Please, could you print all the lines below exactly, leaving out the pictures?
• • • • •
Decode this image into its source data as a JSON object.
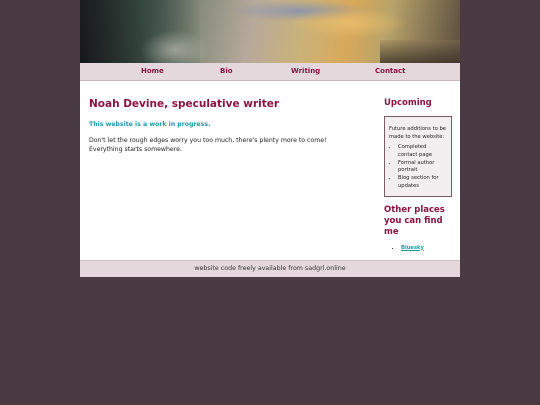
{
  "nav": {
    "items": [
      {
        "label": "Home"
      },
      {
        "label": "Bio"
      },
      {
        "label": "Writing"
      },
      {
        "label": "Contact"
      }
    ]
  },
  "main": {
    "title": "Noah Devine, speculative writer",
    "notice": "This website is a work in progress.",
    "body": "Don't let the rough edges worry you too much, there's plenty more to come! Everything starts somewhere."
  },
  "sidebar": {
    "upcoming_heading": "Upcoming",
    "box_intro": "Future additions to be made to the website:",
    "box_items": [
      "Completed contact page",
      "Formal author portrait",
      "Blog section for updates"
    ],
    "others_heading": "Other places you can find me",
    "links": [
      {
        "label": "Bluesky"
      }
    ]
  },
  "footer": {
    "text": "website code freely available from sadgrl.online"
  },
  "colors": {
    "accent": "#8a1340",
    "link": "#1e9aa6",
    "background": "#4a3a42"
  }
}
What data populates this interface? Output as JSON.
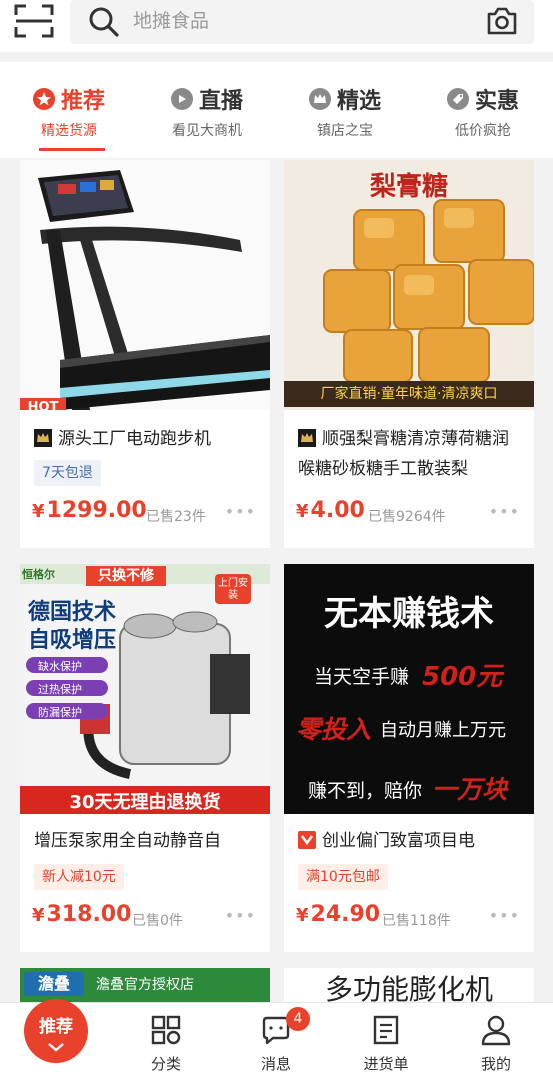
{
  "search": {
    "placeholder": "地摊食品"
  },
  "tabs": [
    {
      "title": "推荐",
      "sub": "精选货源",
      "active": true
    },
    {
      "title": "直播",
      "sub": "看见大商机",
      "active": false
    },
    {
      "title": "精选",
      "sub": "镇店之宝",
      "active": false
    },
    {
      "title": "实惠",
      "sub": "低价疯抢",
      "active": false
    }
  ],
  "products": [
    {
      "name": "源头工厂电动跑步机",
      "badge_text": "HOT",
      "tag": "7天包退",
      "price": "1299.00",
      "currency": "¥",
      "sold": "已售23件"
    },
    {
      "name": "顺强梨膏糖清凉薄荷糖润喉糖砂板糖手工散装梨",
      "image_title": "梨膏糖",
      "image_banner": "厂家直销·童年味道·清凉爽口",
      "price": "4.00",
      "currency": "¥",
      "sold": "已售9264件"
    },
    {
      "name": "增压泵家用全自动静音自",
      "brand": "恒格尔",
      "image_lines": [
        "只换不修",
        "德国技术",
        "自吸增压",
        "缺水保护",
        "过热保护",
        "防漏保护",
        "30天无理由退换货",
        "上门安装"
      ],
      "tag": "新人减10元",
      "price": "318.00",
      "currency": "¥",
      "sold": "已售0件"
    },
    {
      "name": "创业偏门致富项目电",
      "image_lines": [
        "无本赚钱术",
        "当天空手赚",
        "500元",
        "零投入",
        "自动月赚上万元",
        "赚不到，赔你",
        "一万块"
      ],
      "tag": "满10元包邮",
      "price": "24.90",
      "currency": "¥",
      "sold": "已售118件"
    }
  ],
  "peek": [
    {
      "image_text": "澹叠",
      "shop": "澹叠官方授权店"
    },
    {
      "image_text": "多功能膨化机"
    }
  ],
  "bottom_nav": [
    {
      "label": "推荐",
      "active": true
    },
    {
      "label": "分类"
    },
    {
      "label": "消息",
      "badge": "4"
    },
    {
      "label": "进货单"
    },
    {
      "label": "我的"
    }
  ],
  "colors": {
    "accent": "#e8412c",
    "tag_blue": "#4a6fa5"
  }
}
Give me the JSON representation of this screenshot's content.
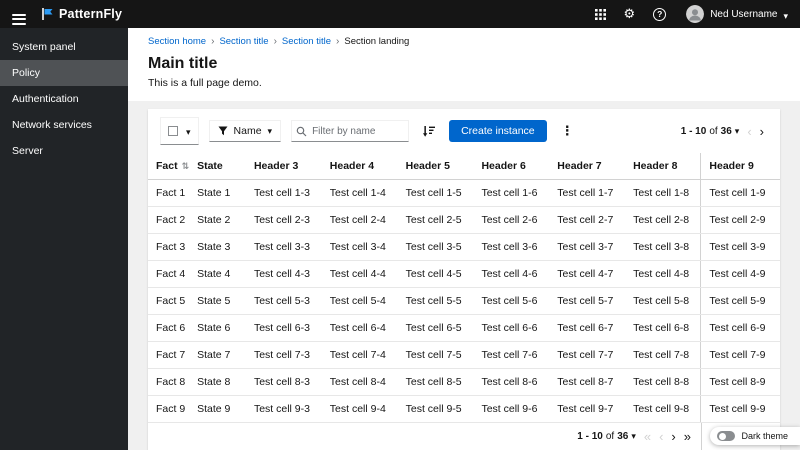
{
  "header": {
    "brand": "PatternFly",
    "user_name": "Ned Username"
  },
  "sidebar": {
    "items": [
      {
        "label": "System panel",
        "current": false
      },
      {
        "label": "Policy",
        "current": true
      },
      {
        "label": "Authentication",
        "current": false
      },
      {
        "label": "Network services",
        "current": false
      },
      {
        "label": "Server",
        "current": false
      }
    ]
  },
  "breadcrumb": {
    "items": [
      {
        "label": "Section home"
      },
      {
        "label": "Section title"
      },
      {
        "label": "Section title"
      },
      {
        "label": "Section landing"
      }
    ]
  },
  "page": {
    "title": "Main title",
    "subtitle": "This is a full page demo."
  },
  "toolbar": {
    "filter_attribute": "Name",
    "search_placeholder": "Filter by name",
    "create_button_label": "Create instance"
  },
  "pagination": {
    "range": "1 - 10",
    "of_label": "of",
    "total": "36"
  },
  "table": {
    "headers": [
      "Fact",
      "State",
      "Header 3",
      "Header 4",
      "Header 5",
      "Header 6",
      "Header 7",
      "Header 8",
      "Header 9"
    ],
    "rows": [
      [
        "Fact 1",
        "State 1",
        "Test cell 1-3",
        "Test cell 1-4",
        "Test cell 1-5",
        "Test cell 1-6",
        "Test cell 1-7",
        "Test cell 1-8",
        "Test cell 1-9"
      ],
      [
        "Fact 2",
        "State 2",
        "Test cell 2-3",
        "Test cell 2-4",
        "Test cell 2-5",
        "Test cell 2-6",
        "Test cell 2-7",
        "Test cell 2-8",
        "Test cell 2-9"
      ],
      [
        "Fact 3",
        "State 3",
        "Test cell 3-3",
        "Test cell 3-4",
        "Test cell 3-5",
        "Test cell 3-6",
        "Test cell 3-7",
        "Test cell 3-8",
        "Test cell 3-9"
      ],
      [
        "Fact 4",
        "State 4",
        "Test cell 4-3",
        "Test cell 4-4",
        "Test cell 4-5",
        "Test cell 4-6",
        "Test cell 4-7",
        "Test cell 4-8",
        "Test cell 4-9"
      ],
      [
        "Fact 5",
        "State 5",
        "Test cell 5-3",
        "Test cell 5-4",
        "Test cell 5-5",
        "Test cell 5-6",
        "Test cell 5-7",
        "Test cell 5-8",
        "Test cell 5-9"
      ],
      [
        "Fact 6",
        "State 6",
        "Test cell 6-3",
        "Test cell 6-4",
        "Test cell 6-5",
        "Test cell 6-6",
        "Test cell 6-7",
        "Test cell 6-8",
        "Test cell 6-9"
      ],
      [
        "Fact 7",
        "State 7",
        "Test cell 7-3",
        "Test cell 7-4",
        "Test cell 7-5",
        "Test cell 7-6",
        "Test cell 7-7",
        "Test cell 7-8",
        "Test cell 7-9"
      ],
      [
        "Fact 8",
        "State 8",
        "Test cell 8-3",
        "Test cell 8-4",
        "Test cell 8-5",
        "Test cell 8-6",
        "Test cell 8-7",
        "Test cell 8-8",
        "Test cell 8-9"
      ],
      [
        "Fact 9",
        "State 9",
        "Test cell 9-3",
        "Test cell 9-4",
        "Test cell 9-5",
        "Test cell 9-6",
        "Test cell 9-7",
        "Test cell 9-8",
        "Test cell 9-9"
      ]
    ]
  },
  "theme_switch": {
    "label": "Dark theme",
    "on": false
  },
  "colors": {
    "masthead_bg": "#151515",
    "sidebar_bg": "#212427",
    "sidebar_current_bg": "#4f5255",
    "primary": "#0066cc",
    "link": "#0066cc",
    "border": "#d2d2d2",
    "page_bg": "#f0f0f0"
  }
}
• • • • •
- Task solution -
Decode this image into its source data as a JSON object.
{
  "nav": {
    "items": [
      {
        "label": "Home"
      },
      {
        "label": "Bio"
      },
      {
        "label": "Writing"
      },
      {
        "label": "Contact"
      }
    ]
  },
  "main": {
    "title": "Noah Devine, speculative writer",
    "notice": "This website is a work in progress.",
    "body": "Don't let the rough edges worry you too much, there's plenty more to come! Everything starts somewhere."
  },
  "sidebar": {
    "upcoming_heading": "Upcoming",
    "box_intro": "Future additions to be made to the website:",
    "box_items": [
      "Completed contact page",
      "Formal author portrait",
      "Blog section for updates"
    ],
    "others_heading": "Other places you can find me",
    "links": [
      {
        "label": "Bluesky"
      }
    ]
  },
  "footer": {
    "text": "website code freely available from sadgrl.online"
  },
  "colors": {
    "accent": "#8a1340",
    "link": "#1e9aa6",
    "background": "#4a3a42"
  }
}
What data populates this interface? Output as JSON.
{
  "search": {
    "placeholder": "地摊食品"
  },
  "tabs": [
    {
      "title": "推荐",
      "sub": "精选货源",
      "active": true
    },
    {
      "title": "直播",
      "sub": "看见大商机",
      "active": false
    },
    {
      "title": "精选",
      "sub": "镇店之宝",
      "active": false
    },
    {
      "title": "实惠",
      "sub": "低价疯抢",
      "active": false
    }
  ],
  "products": [
    {
      "name": "源头工厂电动跑步机",
      "badge_text": "HOT",
      "tag": "7天包退",
      "price": "1299.00",
      "currency": "¥",
      "sold": "已售23件"
    },
    {
      "name": "顺强梨膏糖清凉薄荷糖润喉糖砂板糖手工散装梨",
      "image_title": "梨膏糖",
      "image_banner": "厂家直销·童年味道·清凉爽口",
      "price": "4.00",
      "currency": "¥",
      "sold": "已售9264件"
    },
    {
      "name": "增压泵家用全自动静音自",
      "brand": "恒格尔",
      "image_lines": [
        "只换不修",
        "德国技术",
        "自吸增压",
        "缺水保护",
        "过热保护",
        "防漏保护",
        "30天无理由退换货",
        "上门安装"
      ],
      "tag": "新人减10元",
      "price": "318.00",
      "currency": "¥",
      "sold": "已售0件"
    },
    {
      "name": "创业偏门致富项目电",
      "image_lines": [
        "无本赚钱术",
        "当天空手赚",
        "500元",
        "零投入",
        "自动月赚上万元",
        "赚不到，赔你",
        "一万块"
      ],
      "tag": "满10元包邮",
      "price": "24.90",
      "currency": "¥",
      "sold": "已售118件"
    }
  ],
  "peek": [
    {
      "image_text": "澹叠",
      "shop": "澹叠官方授权店"
    },
    {
      "image_text": "多功能膨化机"
    }
  ],
  "bottom_nav": [
    {
      "label": "推荐",
      "active": true
    },
    {
      "label": "分类"
    },
    {
      "label": "消息",
      "badge": "4"
    },
    {
      "label": "进货单"
    },
    {
      "label": "我的"
    }
  ],
  "colors": {
    "accent": "#e8412c",
    "tag_blue": "#4a6fa5"
  }
}
Give me the JSON representation of this screenshot's content.
{
  "header": {
    "brand": "PatternFly",
    "user_name": "Ned Username"
  },
  "sidebar": {
    "items": [
      {
        "label": "System panel",
        "current": false
      },
      {
        "label": "Policy",
        "current": true
      },
      {
        "label": "Authentication",
        "current": false
      },
      {
        "label": "Network services",
        "current": false
      },
      {
        "label": "Server",
        "current": false
      }
    ]
  },
  "breadcrumb": {
    "items": [
      {
        "label": "Section home"
      },
      {
        "label": "Section title"
      },
      {
        "label": "Section title"
      },
      {
        "label": "Section landing"
      }
    ]
  },
  "page": {
    "title": "Main title",
    "subtitle": "This is a full page demo."
  },
  "toolbar": {
    "filter_attribute": "Name",
    "search_placeholder": "Filter by name",
    "create_button_label": "Create instance"
  },
  "pagination": {
    "range": "1 - 10",
    "of_label": "of",
    "total": "36"
  },
  "table": {
    "headers": [
      "Fact",
      "State",
      "Header 3",
      "Header 4",
      "Header 5",
      "Header 6",
      "Header 7",
      "Header 8",
      "Header 9"
    ],
    "rows": [
      [
        "Fact 1",
        "State 1",
        "Test cell 1-3",
        "Test cell 1-4",
        "Test cell 1-5",
        "Test cell 1-6",
        "Test cell 1-7",
        "Test cell 1-8",
        "Test cell 1-9"
      ],
      [
        "Fact 2",
        "State 2",
        "Test cell 2-3",
        "Test cell 2-4",
        "Test cell 2-5",
        "Test cell 2-6",
        "Test cell 2-7",
        "Test cell 2-8",
        "Test cell 2-9"
      ],
      [
        "Fact 3",
        "State 3",
        "Test cell 3-3",
        "Test cell 3-4",
        "Test cell 3-5",
        "Test cell 3-6",
        "Test cell 3-7",
        "Test cell 3-8",
        "Test cell 3-9"
      ],
      [
        "Fact 4",
        "State 4",
        "Test cell 4-3",
        "Test cell 4-4",
        "Test cell 4-5",
        "Test cell 4-6",
        "Test cell 4-7",
        "Test cell 4-8",
        "Test cell 4-9"
      ],
      [
        "Fact 5",
        "State 5",
        "Test cell 5-3",
        "Test cell 5-4",
        "Test cell 5-5",
        "Test cell 5-6",
        "Test cell 5-7",
        "Test cell 5-8",
        "Test cell 5-9"
      ],
      [
        "Fact 6",
        "State 6",
        "Test cell 6-3",
        "Test cell 6-4",
        "Test cell 6-5",
        "Test cell 6-6",
        "Test cell 6-7",
        "Test cell 6-8",
        "Test cell 6-9"
      ],
      [
        "Fact 7",
        "State 7",
        "Test cell 7-3",
        "Test cell 7-4",
        "Test cell 7-5",
        "Test cell 7-6",
        "Test cell 7-7",
        "Test cell 7-8",
        "Test cell 7-9"
      ],
      [
        "Fact 8",
        "State 8",
        "Test cell 8-3",
        "Test cell 8-4",
        "Test cell 8-5",
        "Test cell 8-6",
        "Test cell 8-7",
        "Test cell 8-8",
        "Test cell 8-9"
      ],
      [
        "Fact 9",
        "State 9",
        "Test cell 9-3",
        "Test cell 9-4",
        "Test cell 9-5",
        "Test cell 9-6",
        "Test cell 9-7",
        "Test cell 9-8",
        "Test cell 9-9"
      ]
    ]
  },
  "theme_switch": {
    "label": "Dark theme",
    "on": false
  },
  "colors": {
    "masthead_bg": "#151515",
    "sidebar_bg": "#212427",
    "sidebar_current_bg": "#4f5255",
    "primary": "#0066cc",
    "link": "#0066cc",
    "border": "#d2d2d2",
    "page_bg": "#f0f0f0"
  }
}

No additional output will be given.